EXERCISE :: Where does the word "with" appear in the entries below? Copy each line that holds it.

"""

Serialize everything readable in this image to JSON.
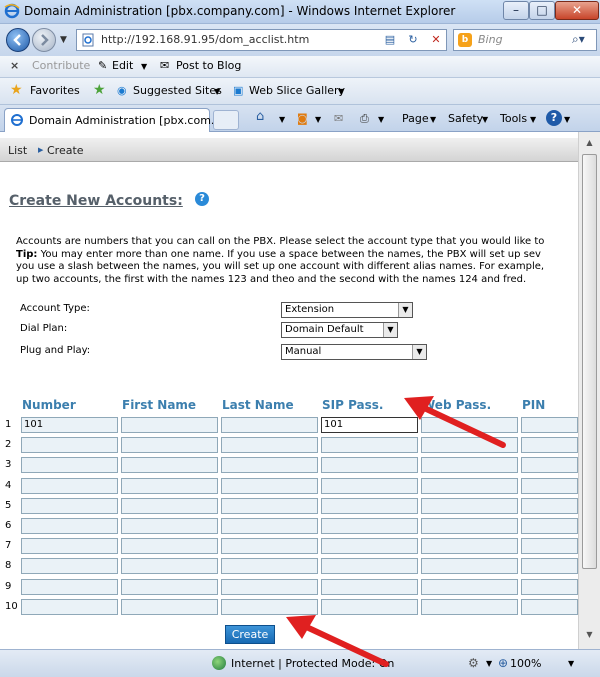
{
  "window": {
    "title": "Domain Administration [pbx.company.com] - Windows Internet Explorer",
    "minimize": "–",
    "maximize": "□",
    "close": "✕"
  },
  "address": {
    "url": "http://192.168.91.95/dom_acclist.htm",
    "search_placeholder": "Bing"
  },
  "command_bar": {
    "close_glyph": "×",
    "contribute": "Contribute",
    "edit": "Edit",
    "post_to_blog": "Post to Blog"
  },
  "favorites_bar": {
    "favorites": "Favorites",
    "suggested_sites": "Suggested Sites",
    "web_slice_gallery": "Web Slice Gallery"
  },
  "tab": {
    "title": "Domain Administration [pbx.com..."
  },
  "tools": {
    "page": "Page",
    "safety": "Safety",
    "tools": "Tools"
  },
  "subnav": {
    "list": "List",
    "create": "Create"
  },
  "page": {
    "heading": "Create New Accounts:",
    "desc_line1": "Accounts are numbers that you can call on the PBX. Please select the account type that you would like to",
    "tip_label": "Tip:",
    "desc_line2": " You may enter more than one name. If you use a space between the names, the PBX will set up sev",
    "desc_line3": "you use a slash between the names, you will set up one account with different alias names. For example,",
    "desc_line4": "up two accounts, the first with the names 123 and theo and the second with the names 124 and fred."
  },
  "form": {
    "account_type_label": "Account Type:",
    "account_type_value": "Extension",
    "dial_plan_label": "Dial Plan:",
    "dial_plan_value": "Domain Default",
    "plug_and_play_label": "Plug and Play:",
    "plug_and_play_value": "Manual"
  },
  "table": {
    "columns": [
      "Number",
      "First Name",
      "Last Name",
      "SIP Pass.",
      "Web Pass.",
      "PIN"
    ],
    "rows": [
      {
        "index": "1",
        "number": "101",
        "sip": "101"
      },
      {
        "index": "2",
        "number": "",
        "sip": ""
      },
      {
        "index": "3",
        "number": "",
        "sip": ""
      },
      {
        "index": "4",
        "number": "",
        "sip": ""
      },
      {
        "index": "5",
        "number": "",
        "sip": ""
      },
      {
        "index": "6",
        "number": "",
        "sip": ""
      },
      {
        "index": "7",
        "number": "",
        "sip": ""
      },
      {
        "index": "8",
        "number": "",
        "sip": ""
      },
      {
        "index": "9",
        "number": "",
        "sip": ""
      },
      {
        "index": "10",
        "number": "",
        "sip": ""
      }
    ]
  },
  "create_button": "Create",
  "status": {
    "zone": "Internet | Protected Mode: On",
    "zoom": "100%"
  },
  "colors": {
    "annotation_arrow": "#e02020",
    "column_header": "#3c7fae",
    "create_button": "#1769b3"
  }
}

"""

TASK ANSWER ::
    "desc_line3": "you use a slash between the names, you will set up one account with different alias names. For example,",
    "desc_line4": "up two accounts, the first with the names 123 and theo and the second with the names 124 and fred."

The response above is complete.